DAMASCUS // A group of Syrians from different faiths and different political leanings have met every Sunday since anti-regime protests erupted in March to exorcise the fear that haunts them all.
"The paradox is, everyone is scared in Syria," says Rafa Nashed, a psychoanalyst and one of the organisers of the gatherings at a Jesuit home in the centre of Damascus.
"Why does the regime use violence and repression? Because it is scared of losing power. And the people who protest, do you think they are not scared? They are very scared, but they are still going."
The meetings always begin the same way: six of the 50 participants sit in the middle of a room to start off the debate.
This week, the topic would be religious fear.
"After the attack against the Rifai mosque, I began to fear for me and my children," says Fadi, who shifts uncomfortably in his chair, referring to when club-wielding security forces attacked a group of people leaving prayers at the Sunni mosque in west Damascus on August 27, according to a rights group.
One demonstrator was killed and 10 were wounded, including the imam of the mosque, Osama Al Rifai.
"Me, as an Alawite, I am scared of what might happen. There are many dangerous events that have a sectarian dimension in Syria," he adds.
"I was also scared that people with strong views would escalate the situation, but luckily that did not happen."
Syria is a multi-confessional country with a Sunni majority, a substantial Christian minority and Alawite Shiites, who rule the country.
A total of 473 people were killed during protests in the month of Ramadan, a rights group said yesterday. The death toll comprised 360 civilians and 113 members of the security forces and army, the British-based Syrian Observatory for Human Rights said. The civilians included 25 people aged under 18, 14 women and 28 who died in detention or under torture, the observatory said, mainly in the region of Homs where government forces were reported to be conducting new operations yesterday. More than 2,200 people have been killed in the Syrian regime's crackdown on pro-democracy protests since mid-March, according to figures from the United Nations.
Back at the meeting, Maysan, a Druze, responds to Fadi's fear of confessional violence, arguing that Syrians "are aware of the risks of sectarian clashes".
"You assume in advance that people will take revenge, but it's not automatic. The protest movement is peaceful and refuses to embark on sectarian violence."

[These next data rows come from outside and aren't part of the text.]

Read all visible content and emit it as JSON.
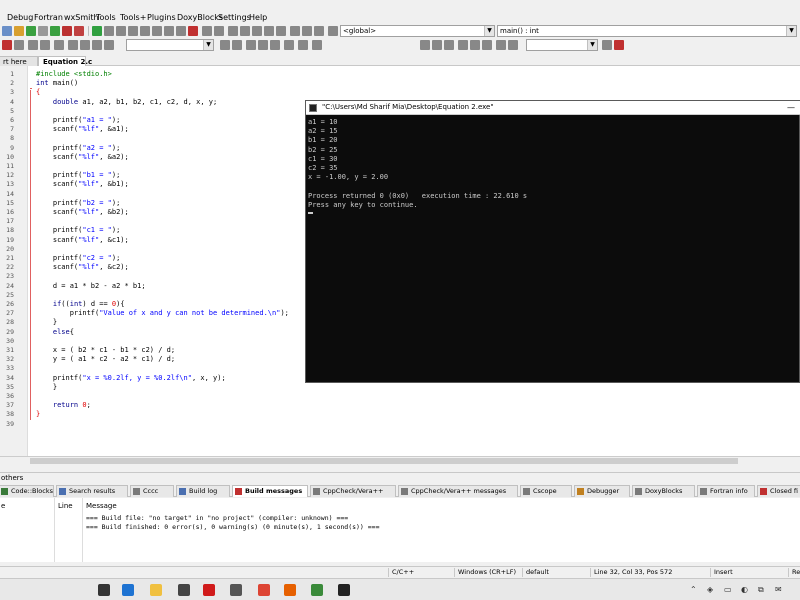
{
  "menu": [
    "Debug",
    "Fortran",
    "wxSmith",
    "Tools",
    "Tools+",
    "Plugins",
    "DoxyBlocks",
    "Settings",
    "Help"
  ],
  "toolbar": {
    "scope_combo": "<global>",
    "function_combo": "main() : int"
  },
  "file_tabs": [
    {
      "label": "rt here",
      "active": false
    },
    {
      "label": "Equation 2.c",
      "active": true
    }
  ],
  "editor": {
    "lines": [
      {
        "n": "1",
        "html": "<span class='pp'>#include &lt;stdio.h&gt;</span>"
      },
      {
        "n": "2",
        "html": "<span class='kw'>int</span> main()"
      },
      {
        "n": "3",
        "html": "<span class='op'>{</span>"
      },
      {
        "n": "4",
        "html": "    <span class='kw'>double</span> a1, a2, b1, b2, c1, c2, d, x, y;"
      },
      {
        "n": "5",
        "html": ""
      },
      {
        "n": "6",
        "html": "    printf(<span class='str'>\"a1 = \"</span>);"
      },
      {
        "n": "7",
        "html": "    scanf(<span class='str'>\"%lf\"</span>, &amp;a1);"
      },
      {
        "n": "8",
        "html": ""
      },
      {
        "n": "9",
        "html": "    printf(<span class='str'>\"a2 = \"</span>);"
      },
      {
        "n": "10",
        "html": "    scanf(<span class='str'>\"%lf\"</span>, &amp;a2);"
      },
      {
        "n": "11",
        "html": ""
      },
      {
        "n": "12",
        "html": "    printf(<span class='str'>\"b1 = \"</span>);"
      },
      {
        "n": "13",
        "html": "    scanf(<span class='str'>\"%lf\"</span>, &amp;b1);"
      },
      {
        "n": "14",
        "html": ""
      },
      {
        "n": "15",
        "html": "    printf(<span class='str'>\"b2 = \"</span>);"
      },
      {
        "n": "16",
        "html": "    scanf(<span class='str'>\"%lf\"</span>, &amp;b2);"
      },
      {
        "n": "17",
        "html": ""
      },
      {
        "n": "18",
        "html": "    printf(<span class='str'>\"c1 = \"</span>);"
      },
      {
        "n": "19",
        "html": "    scanf(<span class='str'>\"%lf\"</span>, &amp;c1);"
      },
      {
        "n": "20",
        "html": ""
      },
      {
        "n": "21",
        "html": "    printf(<span class='str'>\"c2 = \"</span>);"
      },
      {
        "n": "22",
        "html": "    scanf(<span class='str'>\"%lf\"</span>, &amp;c2);"
      },
      {
        "n": "23",
        "html": ""
      },
      {
        "n": "24",
        "html": "    d = a1 * b2 - a2 * b1;"
      },
      {
        "n": "25",
        "html": ""
      },
      {
        "n": "26",
        "html": "    <span class='kw'>if</span>((<span class='kw'>int</span>) d == <span class='num'>0</span>){"
      },
      {
        "n": "27",
        "html": "        printf(<span class='str'>\"Value of x and y can not be determined.\\n\"</span>);"
      },
      {
        "n": "28",
        "html": "    }"
      },
      {
        "n": "29",
        "html": "    <span class='kw'>else</span>{"
      },
      {
        "n": "30",
        "html": ""
      },
      {
        "n": "31",
        "html": "    x = ( b2 * c1 - b1 * c2) / d;"
      },
      {
        "n": "32",
        "html": "    y = ( a1 * c2 - a2 * c1) / d;"
      },
      {
        "n": "33",
        "html": ""
      },
      {
        "n": "34",
        "html": "    printf(<span class='str'>\"x = %0.2lf, y = %0.2lf\\n\"</span>, x, y);"
      },
      {
        "n": "35",
        "html": "    }"
      },
      {
        "n": "36",
        "html": ""
      },
      {
        "n": "37",
        "html": "    <span class='kw'>return</span> <span class='num'>0</span>;"
      },
      {
        "n": "38",
        "html": "<span class='op'>}</span>"
      },
      {
        "n": "39",
        "html": ""
      }
    ]
  },
  "console": {
    "title": "\"C:\\Users\\Md Sharif Mia\\Desktop\\Equation 2.exe\"",
    "minimize": "—",
    "output": [
      "a1 = 10",
      "a2 = 15",
      "b1 = 20",
      "b2 = 25",
      "c1 = 30",
      "c2 = 35",
      "x = -1.00, y = 2.00",
      "",
      "Process returned 0 (0x0)   execution time : 22.610 s",
      "Press any key to continue."
    ]
  },
  "logs_panel": {
    "title": "others",
    "tabs": [
      {
        "label": "Code::Blocks",
        "active": false,
        "color": "#3a7a3a"
      },
      {
        "label": "Search results",
        "active": false,
        "color": "#4a6fb0"
      },
      {
        "label": "Cccc",
        "active": false,
        "color": "#7a7a7a"
      },
      {
        "label": "Build log",
        "active": false,
        "color": "#4a6fb0"
      },
      {
        "label": "Build messages",
        "active": true,
        "color": "#c03030"
      },
      {
        "label": "CppCheck/Vera++",
        "active": false,
        "color": "#7a7a7a"
      },
      {
        "label": "CppCheck/Vera++ messages",
        "active": false,
        "color": "#7a7a7a"
      },
      {
        "label": "Cscope",
        "active": false,
        "color": "#7a7a7a"
      },
      {
        "label": "Debugger",
        "active": false,
        "color": "#c08020"
      },
      {
        "label": "DoxyBlocks",
        "active": false,
        "color": "#7a7a7a"
      },
      {
        "label": "Fortran info",
        "active": false,
        "color": "#7a7a7a"
      },
      {
        "label": "Closed fi",
        "active": false,
        "color": "#c03030"
      }
    ],
    "columns": [
      "e",
      "Line",
      "Message"
    ],
    "messages": [
      "=== Build file: \"no target\" in \"no project\" (compiler: unknown) ===",
      "=== Build finished: 0 error(s), 0 warning(s) (0 minute(s), 1 second(s)) ==="
    ]
  },
  "statusbar": [
    "C/C++",
    "Windows (CR+LF)",
    "default",
    "Line 32, Col 33, Pos 572",
    "Insert",
    "Re"
  ],
  "taskbar_icons": [
    {
      "name": "task-view-icon",
      "color": "#333333"
    },
    {
      "name": "edge-icon",
      "color": "#1e73d2"
    },
    {
      "name": "file-explorer-icon",
      "color": "#f0c040"
    },
    {
      "name": "store-icon",
      "color": "#444444"
    },
    {
      "name": "opera-icon",
      "color": "#d01a1a"
    },
    {
      "name": "app-icon",
      "color": "#555555"
    },
    {
      "name": "chrome-icon",
      "color": "#dd4433"
    },
    {
      "name": "firefox-icon",
      "color": "#e66000"
    },
    {
      "name": "codeblocks-icon",
      "color": "#3a8a3a"
    },
    {
      "name": "console-icon",
      "color": "#222222"
    }
  ]
}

She adds: "I, however, am scared of foreign intervention - it will lead to the division of the country, much like it did in the former Yugoslavia."

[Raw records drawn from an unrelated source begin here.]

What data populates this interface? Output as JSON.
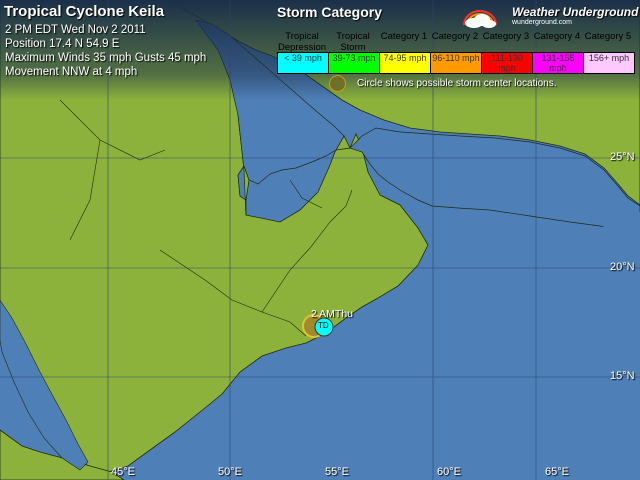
{
  "storm": {
    "title": "Tropical Cyclone Keila",
    "time_line": "2 PM EDT Wed Nov 2 2011",
    "position_line": "Position 17.4 N 54.9 E",
    "winds_line": "Maximum Winds  35 mph  Gusts  45 mph",
    "movement_line": "Movement NNW at 4 mph"
  },
  "legend": {
    "title": "Storm Category",
    "categories": [
      {
        "label": "Tropical Depression",
        "range": "< 39 mph",
        "color": "#00ffff"
      },
      {
        "label": "Tropical Storm",
        "range": "39-73 mph",
        "color": "#00ff00"
      },
      {
        "label": "Category 1",
        "range": "74-95 mph",
        "color": "#ffff00"
      },
      {
        "label": "Category 2",
        "range": "96-110 mph",
        "color": "#ff9900"
      },
      {
        "label": "Category 3",
        "range": "111-130 mph",
        "color": "#ff0000"
      },
      {
        "label": "Category 4",
        "range": "131-155 mph",
        "color": "#ff00ff"
      },
      {
        "label": "Category 5",
        "range": "156+ mph",
        "color": "#ffc8ff"
      }
    ],
    "circle_note": "Circle shows possible storm center locations."
  },
  "logo": {
    "brand": "Weather Underground",
    "domain": "wunderground.com",
    "icon": "rainbow-cloud-icon"
  },
  "grid": {
    "latitudes": [
      "25°N",
      "20°N",
      "15°N"
    ],
    "longitudes": [
      "45°E",
      "50°E",
      "55°E",
      "60°E",
      "65°E"
    ]
  },
  "forecast_point": {
    "time": "2 AMThu",
    "marker": "TD",
    "marker_color": "#00ffff",
    "uncertainty_color": "#d4b01e"
  },
  "colors": {
    "ocean": "#4f7fb7",
    "land": "#8cb23b",
    "dark_land": "#2c4565"
  }
}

Zaina, a Christian, hesitantly adds her view, telling the assembled participants that she sees the opposition to Bashar Al Assad's regime as "divided between those who are informed and aware of the issues, and another group, both more religious and less educated".
Alaa, also Christian, recounts his own experience as the room listens patiently.

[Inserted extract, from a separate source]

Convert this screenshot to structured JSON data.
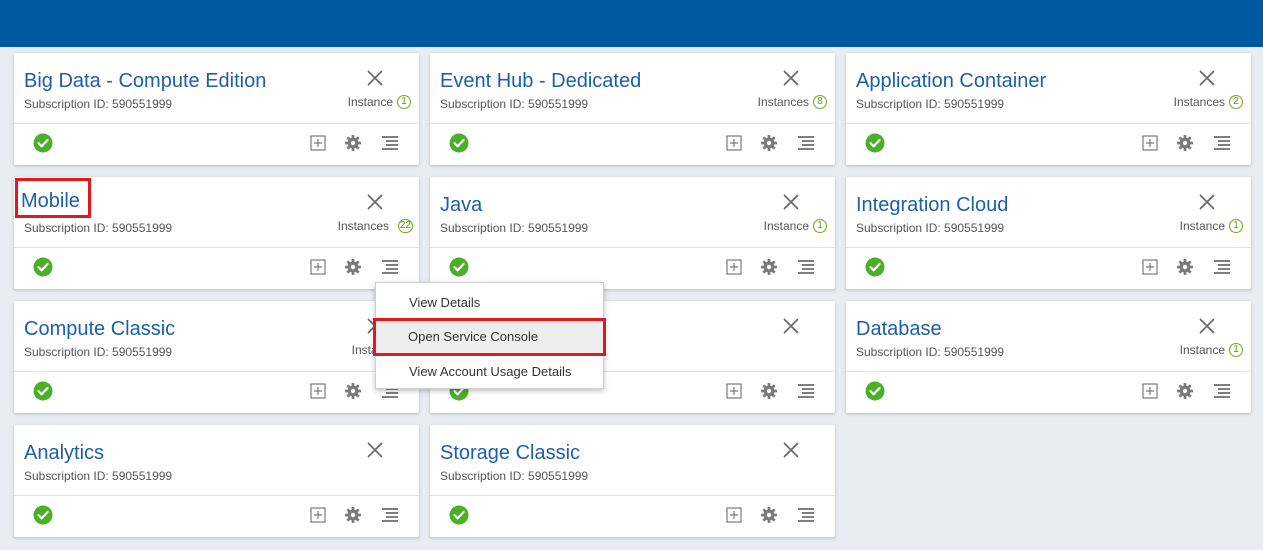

"I was prejudiced through my education against Muslims, because my family had always said that we should not receive them at home," he tells the group.
"I used to support the regime, but after all these deaths, I have gone to protest."
The 20-something continues, speaking quickly, that he took to the streets in Duma, a suburb of Damascus, "and these men, who have been presented as scum, they helped me hide from the security forces. I was afraid to fall into their hands".
After Alaa speaks, the room falls silent for a minute, after which participants voice their fears in turn.
For Father Rami Elias, also a psychoanalyst and the head of the Jesuit house that hosts the weekly meetings, "it is not a question of politics, but of creating some space where people can discuss their fears, share them, and channel them so it does not lead to violence".
"Today, we took a big step because the group identified their fear by its name - fear of sectarianism," he adds. "But there is still much to be done."